━━━━━ GIVEN RECORDS

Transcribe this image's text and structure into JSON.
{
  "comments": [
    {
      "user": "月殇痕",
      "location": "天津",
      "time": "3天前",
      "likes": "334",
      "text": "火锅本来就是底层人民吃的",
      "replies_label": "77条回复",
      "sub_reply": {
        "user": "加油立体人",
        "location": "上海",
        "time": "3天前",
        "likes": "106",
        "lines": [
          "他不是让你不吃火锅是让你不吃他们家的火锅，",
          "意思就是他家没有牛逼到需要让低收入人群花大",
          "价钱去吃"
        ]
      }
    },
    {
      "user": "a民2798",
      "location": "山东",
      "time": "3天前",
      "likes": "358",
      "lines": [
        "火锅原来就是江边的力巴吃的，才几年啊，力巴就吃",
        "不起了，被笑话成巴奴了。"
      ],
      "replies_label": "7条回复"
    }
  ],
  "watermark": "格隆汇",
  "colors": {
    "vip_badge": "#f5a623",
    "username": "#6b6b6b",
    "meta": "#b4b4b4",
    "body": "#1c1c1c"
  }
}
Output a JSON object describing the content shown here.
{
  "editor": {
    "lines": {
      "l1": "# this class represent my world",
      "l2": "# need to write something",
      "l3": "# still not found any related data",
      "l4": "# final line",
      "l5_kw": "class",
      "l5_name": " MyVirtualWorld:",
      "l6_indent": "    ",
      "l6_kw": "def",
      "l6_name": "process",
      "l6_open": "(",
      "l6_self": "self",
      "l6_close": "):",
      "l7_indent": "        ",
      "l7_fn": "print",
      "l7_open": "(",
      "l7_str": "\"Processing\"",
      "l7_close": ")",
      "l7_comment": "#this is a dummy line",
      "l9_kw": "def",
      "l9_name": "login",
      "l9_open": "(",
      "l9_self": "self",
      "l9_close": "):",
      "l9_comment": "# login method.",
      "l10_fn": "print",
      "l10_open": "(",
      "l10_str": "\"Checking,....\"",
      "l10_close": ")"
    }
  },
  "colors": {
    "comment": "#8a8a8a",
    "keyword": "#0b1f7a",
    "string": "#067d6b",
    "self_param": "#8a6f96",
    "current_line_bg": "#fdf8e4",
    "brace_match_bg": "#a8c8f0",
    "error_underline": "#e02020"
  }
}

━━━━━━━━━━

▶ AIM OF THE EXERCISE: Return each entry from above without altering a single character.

▶ RESULT FOR THIS TASK:
Transcribe this image's text and structure into JSON.
{
  "comments": [
    {
      "user": "月殇痕",
      "location": "天津",
      "time": "3天前",
      "likes": "334",
      "text": "火锅本来就是底层人民吃的",
      "replies_label": "77条回复",
      "sub_reply": {
        "user": "加油立体人",
        "location": "上海",
        "time": "3天前",
        "likes": "106",
        "lines": [
          "他不是让你不吃火锅是让你不吃他们家的火锅，",
          "意思就是他家没有牛逼到需要让低收入人群花大",
          "价钱去吃"
        ]
      }
    },
    {
      "user": "a民2798",
      "location": "山东",
      "time": "3天前",
      "likes": "358",
      "lines": [
        "火锅原来就是江边的力巴吃的，才几年啊，力巴就吃",
        "不起了，被笑话成巴奴了。"
      ],
      "replies_label": "7条回复"
    }
  ],
  "watermark": "格隆汇",
  "colors": {
    "vip_badge": "#f5a623",
    "username": "#6b6b6b",
    "meta": "#b4b4b4",
    "body": "#1c1c1c"
  }
}
Output a JSON object describing the content shown here.
{
  "editor": {
    "lines": {
      "l1": "# this class represent my world",
      "l2": "# need to write something",
      "l3": "# still not found any related data",
      "l4": "# final line",
      "l5_kw": "class",
      "l5_name": " MyVirtualWorld:",
      "l6_indent": "    ",
      "l6_kw": "def",
      "l6_name": "process",
      "l6_open": "(",
      "l6_self": "self",
      "l6_close": "):",
      "l7_indent": "        ",
      "l7_fn": "print",
      "l7_open": "(",
      "l7_str": "\"Processing\"",
      "l7_close": ")",
      "l7_comment": "#this is a dummy line",
      "l9_kw": "def",
      "l9_name": "login",
      "l9_open": "(",
      "l9_self": "self",
      "l9_close": "):",
      "l9_comment": "# login method.",
      "l10_fn": "print",
      "l10_open": "(",
      "l10_str": "\"Checking,....\"",
      "l10_close": ")"
    }
  },
  "colors": {
    "comment": "#8a8a8a",
    "keyword": "#0b1f7a",
    "string": "#067d6b",
    "self_param": "#8a6f96",
    "current_line_bg": "#fdf8e4",
    "brace_match_bg": "#a8c8f0",
    "error_underline": "#e02020"
  }
}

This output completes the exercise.